#### GIVEN DATA
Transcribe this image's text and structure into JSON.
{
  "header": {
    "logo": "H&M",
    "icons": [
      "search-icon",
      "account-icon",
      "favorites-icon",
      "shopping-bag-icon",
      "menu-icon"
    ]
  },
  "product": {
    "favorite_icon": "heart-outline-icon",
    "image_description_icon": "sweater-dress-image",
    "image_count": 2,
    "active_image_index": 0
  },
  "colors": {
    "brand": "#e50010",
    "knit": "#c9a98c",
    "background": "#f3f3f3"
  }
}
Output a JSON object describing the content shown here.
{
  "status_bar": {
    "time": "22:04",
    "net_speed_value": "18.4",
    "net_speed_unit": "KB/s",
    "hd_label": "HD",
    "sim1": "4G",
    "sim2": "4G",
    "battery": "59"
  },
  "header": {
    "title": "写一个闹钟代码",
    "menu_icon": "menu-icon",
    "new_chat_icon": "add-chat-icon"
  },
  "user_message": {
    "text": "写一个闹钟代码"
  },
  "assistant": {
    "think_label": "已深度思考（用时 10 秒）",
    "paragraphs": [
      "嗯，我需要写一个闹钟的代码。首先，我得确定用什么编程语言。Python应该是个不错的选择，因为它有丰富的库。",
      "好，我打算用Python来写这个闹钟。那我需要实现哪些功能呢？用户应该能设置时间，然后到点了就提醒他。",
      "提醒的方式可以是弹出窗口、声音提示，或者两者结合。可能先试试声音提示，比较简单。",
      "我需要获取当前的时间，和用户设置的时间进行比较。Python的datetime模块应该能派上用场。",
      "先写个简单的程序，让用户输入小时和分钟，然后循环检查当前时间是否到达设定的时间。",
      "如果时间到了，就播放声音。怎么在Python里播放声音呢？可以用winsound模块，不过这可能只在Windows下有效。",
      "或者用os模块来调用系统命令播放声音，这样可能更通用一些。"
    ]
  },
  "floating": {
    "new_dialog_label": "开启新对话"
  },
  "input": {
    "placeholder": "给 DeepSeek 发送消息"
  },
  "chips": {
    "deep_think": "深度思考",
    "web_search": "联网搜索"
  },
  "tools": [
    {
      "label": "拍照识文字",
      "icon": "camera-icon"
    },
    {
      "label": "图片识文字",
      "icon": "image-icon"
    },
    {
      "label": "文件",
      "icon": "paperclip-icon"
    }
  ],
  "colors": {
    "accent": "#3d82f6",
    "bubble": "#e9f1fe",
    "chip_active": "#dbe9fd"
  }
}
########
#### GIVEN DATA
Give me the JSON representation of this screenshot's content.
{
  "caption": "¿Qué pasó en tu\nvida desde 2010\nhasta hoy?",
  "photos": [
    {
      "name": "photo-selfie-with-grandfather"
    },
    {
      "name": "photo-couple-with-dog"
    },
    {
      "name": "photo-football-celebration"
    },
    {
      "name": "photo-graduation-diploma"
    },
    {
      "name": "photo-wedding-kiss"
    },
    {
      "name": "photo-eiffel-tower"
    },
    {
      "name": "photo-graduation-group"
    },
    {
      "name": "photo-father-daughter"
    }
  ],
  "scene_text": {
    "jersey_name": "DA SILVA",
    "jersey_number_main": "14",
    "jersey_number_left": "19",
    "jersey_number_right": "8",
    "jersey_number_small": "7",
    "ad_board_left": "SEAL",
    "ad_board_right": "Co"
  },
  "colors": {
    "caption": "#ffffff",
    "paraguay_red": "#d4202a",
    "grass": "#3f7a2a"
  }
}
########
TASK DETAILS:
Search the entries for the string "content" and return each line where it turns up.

FINAL ANSWER:
Output a JSON object describing the content shown here.
Give me the JSON representation of this screenshot's content.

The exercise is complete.